Curtain Up: Agatha Christie: A Life in the Theatre
Dame Agatha Christie (1890–1976) is generally acknowledged as "the Queen of Crime"; her 66 detective novels (and 14 story collections) have sold more than two billion copies, making her the bestselling novelist of all time. A lesser-known aspect of her life is her work as a prolific playwright. Julius Green (How to Produce a West End Show) has rectified this situation with Curtain Up, an illuminating and exhaustive examination of Christie's 30 plays. Although Christie began writing plays as a teenager, none of her works were staged until she was 40 (a decade after her first novel, The Mysterious Affair at Styles). Her theater career didn't ignite until she was in her 60s, with The Mousetrap in 1952 and Witness for the Prosecution in 1953. (The Mousetrap is still running in London, making it the longest-running play in theater history.)
Green, founder of the Agatha Christie Theatre Company, which has exclusive rights to Christie's original plays in the U.K., is a meticulous historian.
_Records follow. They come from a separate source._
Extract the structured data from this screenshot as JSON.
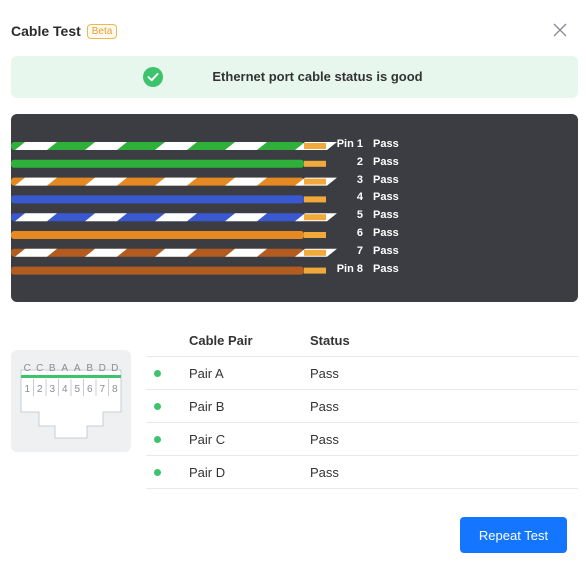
{
  "header": {
    "title": "Cable Test",
    "badge": "Beta"
  },
  "banner": {
    "message": "Ethernet port cable status is good",
    "color": "#3cc36b"
  },
  "pins": [
    {
      "label": "Pin 1",
      "result": "Pass"
    },
    {
      "label": "2",
      "result": "Pass"
    },
    {
      "label": "3",
      "result": "Pass"
    },
    {
      "label": "4",
      "result": "Pass"
    },
    {
      "label": "5",
      "result": "Pass"
    },
    {
      "label": "6",
      "result": "Pass"
    },
    {
      "label": "7",
      "result": "Pass"
    },
    {
      "label": "Pin 8",
      "result": "Pass"
    }
  ],
  "wire_colors": [
    "#2fb03a",
    "#2fb03a",
    "#e58a22",
    "#3a59d1",
    "#3a59d1",
    "#e58a22",
    "#b35c22",
    "#b35c22"
  ],
  "wire_striped": [
    true,
    false,
    true,
    false,
    true,
    false,
    true,
    false
  ],
  "port": {
    "pair_letters": [
      "C",
      "C",
      "B",
      "A",
      "A",
      "B",
      "D",
      "D"
    ],
    "pin_numbers": [
      "1",
      "2",
      "3",
      "4",
      "5",
      "6",
      "7",
      "8"
    ]
  },
  "table": {
    "headers": {
      "pair": "Cable Pair",
      "status": "Status"
    },
    "rows": [
      {
        "pair": "Pair A",
        "status": "Pass"
      },
      {
        "pair": "Pair B",
        "status": "Pass"
      },
      {
        "pair": "Pair C",
        "status": "Pass"
      },
      {
        "pair": "Pair D",
        "status": "Pass"
      }
    ]
  },
  "actions": {
    "repeat_label": "Repeat Test"
  }
}
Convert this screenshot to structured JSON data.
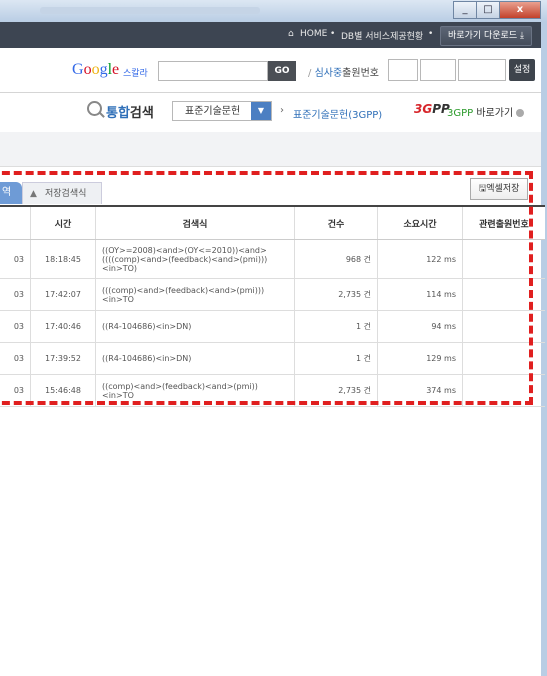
{
  "window": {
    "min": "_",
    "max": "□",
    "close": "x"
  },
  "topnav": {
    "home": "HOME",
    "service": "DB별 서비스제공현황",
    "download": "바로가기 다운로드"
  },
  "search": {
    "google": "Google",
    "scholar": "스칼라",
    "go": "GO",
    "label_blue": "심사중",
    "label_rest": "출원번호",
    "set": "설정"
  },
  "crumb": {
    "title_blue": "통합",
    "title_rest": "검색",
    "select": "표준기술문헌",
    "current": "표준기술문헌(3GPP)",
    "logo": "3GPP",
    "go3gpp_green": "3GPP",
    "go3gpp_rest": "바로가기"
  },
  "tabs": {
    "active": "역",
    "saved": "저장검색식",
    "excel": "엑셀저장"
  },
  "table": {
    "headers": [
      "시간",
      "검색식",
      "건수",
      "소요시간",
      "관련출원번호"
    ],
    "rows": [
      {
        "date": "03",
        "time": "18:18:45",
        "query": "((OY>=2008)<and>(OY<=2010))<and>((((comp)<and>(feedback)<and>(pmi)))<in>TO)",
        "count": "968 건",
        "dur": "122 ms",
        "rel": ""
      },
      {
        "date": "03",
        "time": "17:42:07",
        "query": "(((comp)<and>(feedback)<and>(pmi)))<in>TO",
        "count": "2,735 건",
        "dur": "114 ms",
        "rel": ""
      },
      {
        "date": "03",
        "time": "17:40:46",
        "query": "((R4-104686)<in>DN)",
        "count": "1 건",
        "dur": "94 ms",
        "rel": ""
      },
      {
        "date": "03",
        "time": "17:39:52",
        "query": "((R4-104686)<in>DN)",
        "count": "1 건",
        "dur": "129 ms",
        "rel": ""
      },
      {
        "date": "03",
        "time": "15:46:48",
        "query": "((comp)<and>(feedback)<and>(pmi))<in>TO",
        "count": "2,735 건",
        "dur": "374 ms",
        "rel": ""
      }
    ]
  }
}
He cross-references the "notoriously inaccurate chronology" of Christie's autobiography, and her nearly illegible correspondences and notebooks, with the papers, memoirs and interviews of contemporaries to follow each play from inception to staging.
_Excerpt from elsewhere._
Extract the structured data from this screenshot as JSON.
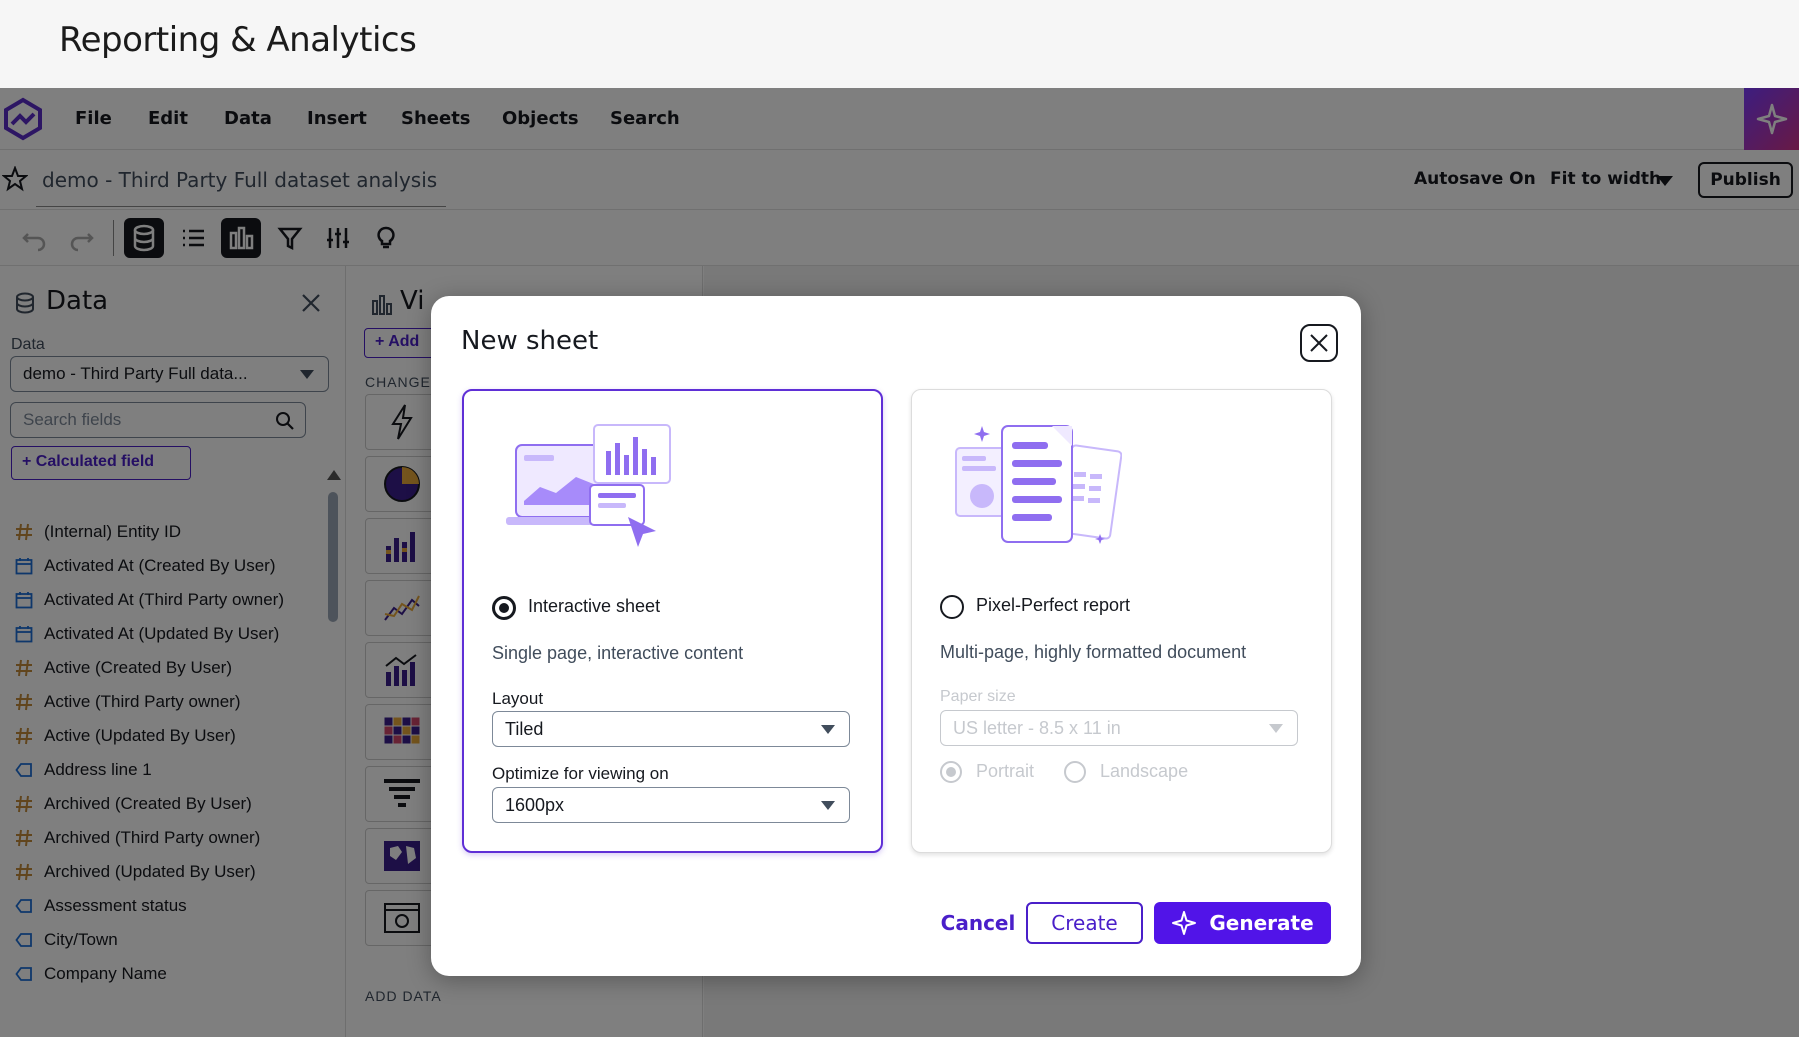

Green believes Christie got more pleasure writing plays than novels, the theater allowed her to expand beyond mysteries into comedies and psychological dramas. When she adapted her Hercule Poirot and Miss Jane Marple mysteries into plays, she distanced them from their source by dropping the detectives from the cast. Theater buffs and Christie fans will delight in this fascinating and well-researched appreciation. --Kevin Howell, independent reviewer and marketing consultant